Of course, being Bizarro, this book has to be fun. It reminded me of all the awesome, creepy mannequin books, movies and TV shows from the 80s: Secrets of the Shopping Mall, Mannequin, and that awesome episode of The Twilight Zone. Except those stories worked on one level. Lepers and Mannequins punches through mannequin nostalgia, becoming a deeper story. There is this one scene, though…

No, I won’t spoil it for you. You’ll know the mannequin awesomeness when you hit it, though.


CORRECTION: Eric Beeny has published several books of fiction, in addition to poetry, prior to Lepers and Mannequins.

I do plan to watch for more from Eric Beeny, and I advise that you do, as well.

The New Bizarro Author Series

I’m proud my book, Placenta of Love, is part of the 2011-2012 New Bizarro Author Series.

The New Bizarro Author series started three years ago when Eraserhead Press decided to publish several new books from first time authors each year. During the year that follows each book’s publication, the author spends the year doing their best to promote their book. Each author that proves him or herself as a viable author receives a publishing contract from one of the Bizarro presses, like Eraserhead Press.
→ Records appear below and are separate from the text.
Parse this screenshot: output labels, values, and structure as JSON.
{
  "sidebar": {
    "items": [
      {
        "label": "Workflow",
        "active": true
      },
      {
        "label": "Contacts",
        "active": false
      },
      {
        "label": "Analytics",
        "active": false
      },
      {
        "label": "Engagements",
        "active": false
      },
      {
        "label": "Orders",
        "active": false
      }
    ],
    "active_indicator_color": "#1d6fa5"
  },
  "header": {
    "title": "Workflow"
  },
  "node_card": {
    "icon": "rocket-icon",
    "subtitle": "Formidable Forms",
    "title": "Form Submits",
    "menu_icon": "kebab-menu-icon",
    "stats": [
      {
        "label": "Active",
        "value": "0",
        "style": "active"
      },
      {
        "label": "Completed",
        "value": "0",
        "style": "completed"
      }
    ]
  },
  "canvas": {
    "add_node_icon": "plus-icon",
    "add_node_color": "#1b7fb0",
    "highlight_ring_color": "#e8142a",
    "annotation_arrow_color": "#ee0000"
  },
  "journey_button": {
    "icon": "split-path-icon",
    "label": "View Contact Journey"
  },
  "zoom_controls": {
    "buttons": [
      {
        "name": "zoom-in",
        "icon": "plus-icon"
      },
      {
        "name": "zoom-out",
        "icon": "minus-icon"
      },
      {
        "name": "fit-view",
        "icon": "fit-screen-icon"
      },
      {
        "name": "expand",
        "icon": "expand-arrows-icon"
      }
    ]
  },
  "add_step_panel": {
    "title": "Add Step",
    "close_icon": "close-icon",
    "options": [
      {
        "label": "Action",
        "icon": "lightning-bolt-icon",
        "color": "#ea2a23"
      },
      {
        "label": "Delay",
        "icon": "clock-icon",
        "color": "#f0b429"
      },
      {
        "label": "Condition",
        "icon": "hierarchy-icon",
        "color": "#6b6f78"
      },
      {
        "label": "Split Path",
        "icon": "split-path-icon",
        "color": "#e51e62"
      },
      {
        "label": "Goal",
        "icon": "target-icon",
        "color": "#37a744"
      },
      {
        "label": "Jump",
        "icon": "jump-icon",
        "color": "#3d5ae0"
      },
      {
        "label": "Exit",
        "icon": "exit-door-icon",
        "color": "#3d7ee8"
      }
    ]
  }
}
Kevin Shamel, New Bizarro Author emeritus and new Eraserhead Press editor writes:

The NBAS strives to bring new voices in Bizarro fiction to our readers. It serves as an opportunity to introduce you to new writers, and to introduce them into the world of being an author. Eraserhead Press is happy to bring new, weird voices to you in the hopes that these authors will prove themselves to be strong members of the Bizarro community and continue to entertain you for years to come. The publishing of this book marks the beginning of a one year proving period. Please help support our NBAS writers in their endeavors by telling your friends about their cool new books. This book you hold is only one of several hundred that must be sold in order for this author to continue on his [or] her path. We hope you help her [or] him along as best you can. Thank you.

According to Eraserhead Press:
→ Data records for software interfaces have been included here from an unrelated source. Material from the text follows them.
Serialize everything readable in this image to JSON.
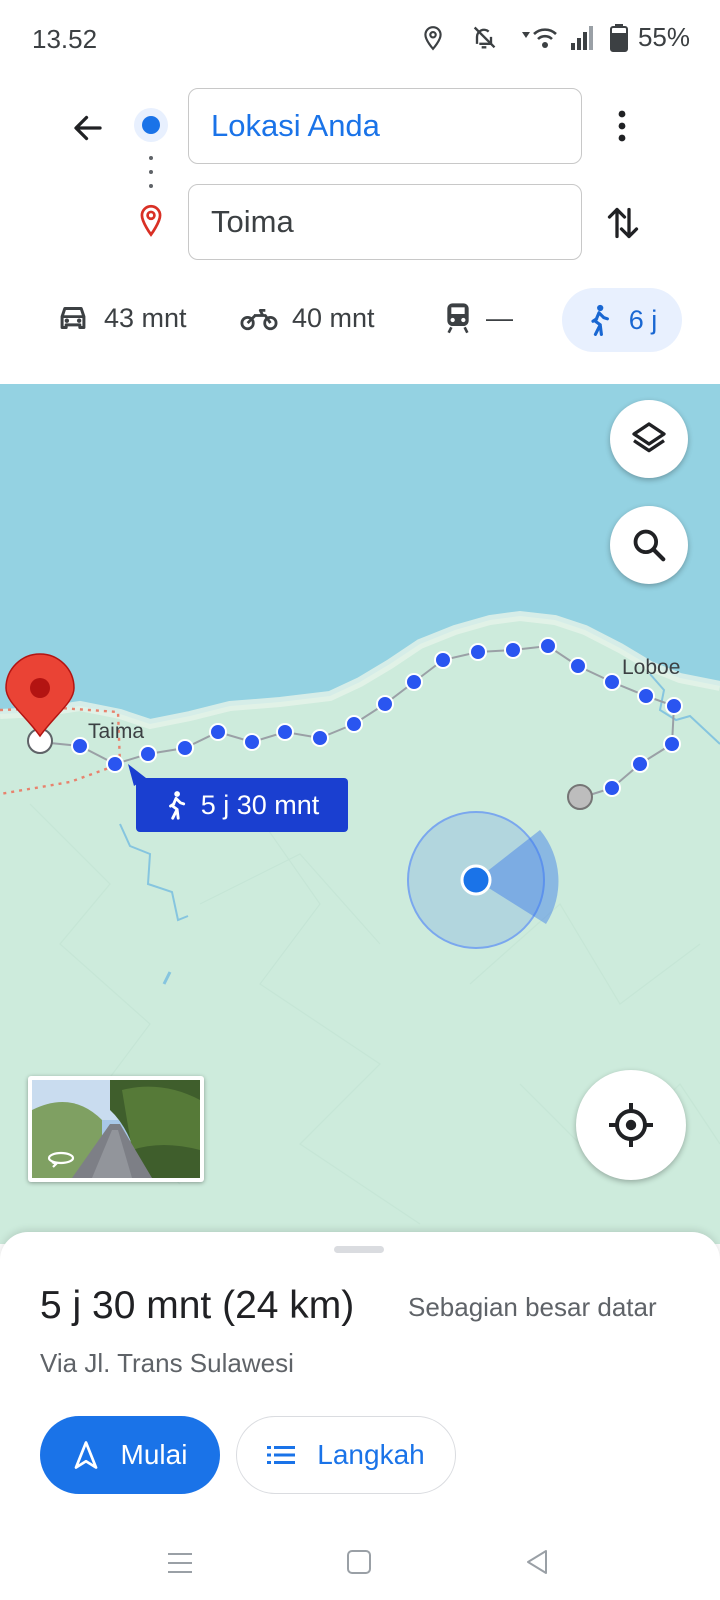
{
  "status_bar": {
    "time": "13.52",
    "battery": "55%",
    "icons": [
      "location-icon",
      "notifications-off-icon",
      "wifi-icon",
      "signal-icon",
      "battery-icon"
    ]
  },
  "header": {
    "origin": "Lokasi Anda",
    "destination": "Toima",
    "modes": {
      "drive": "43 mnt",
      "motorcycle": "40 mnt",
      "transit": "—",
      "walk": "6 j"
    }
  },
  "map": {
    "labels": {
      "taima": "Taima",
      "loboe": "Loboe"
    },
    "route_callout": "5 j 30 mnt"
  },
  "sheet": {
    "duration": "5 j 30 mnt (24 km)",
    "terrain": "Sebagian besar datar",
    "via": "Via Jl. Trans Sulawesi",
    "start_label": "Mulai",
    "steps_label": "Langkah"
  },
  "colors": {
    "accent": "#1a73e8",
    "route": "#2a55f0",
    "water": "#94d2e2",
    "land": "#cdebdc"
  }
}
There’s so much great weird fiction out there that Eraserhead can’t publish it all. With the current state of the publishing industry, it is hard for new voices to be heard and we wanted to do something about it. The New Bizarro Author series is designed to showcase first books by unknown writers at a low price. By publishing these books on a smaller budget, we’re able to take more risks and publish more writers who would not otherwise be given a chance. If you like what you read here and want more from this writer, go to and let us know.
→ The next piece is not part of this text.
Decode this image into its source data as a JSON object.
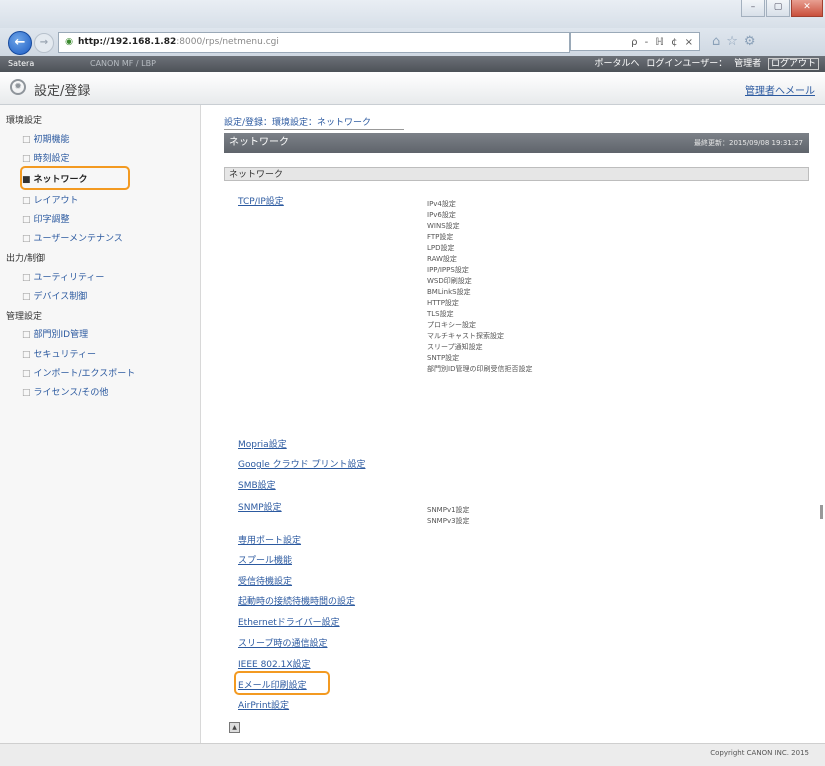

I believe in this year’s New Bizarro Author series. The NBAS has featured wonderful books in the past, and this year is no exception. Included are eight fun, wild, entertaining, delightful Bizarro books. Written by smart, clever, interesting people, they’re also intelligent. (Well, at least the other seven are. But I’d love it if you felt that way about my book.)

Over the next several weeks, I’m going to feature each of the new books on my blog. On Monday, the NBAS book of the week will be reviewed. An interview will be posted on Wednesday, with extra special questions posted at On Friday, I will publish a poem or piece of short fiction by the book’s author.

I’m also ramping up the promotion for my book! The promotional plans for Placenta of Love are months in the making. I’m going to have a lot of fun doing them, and I think you will, too. Stay tuned for more information in the days to come.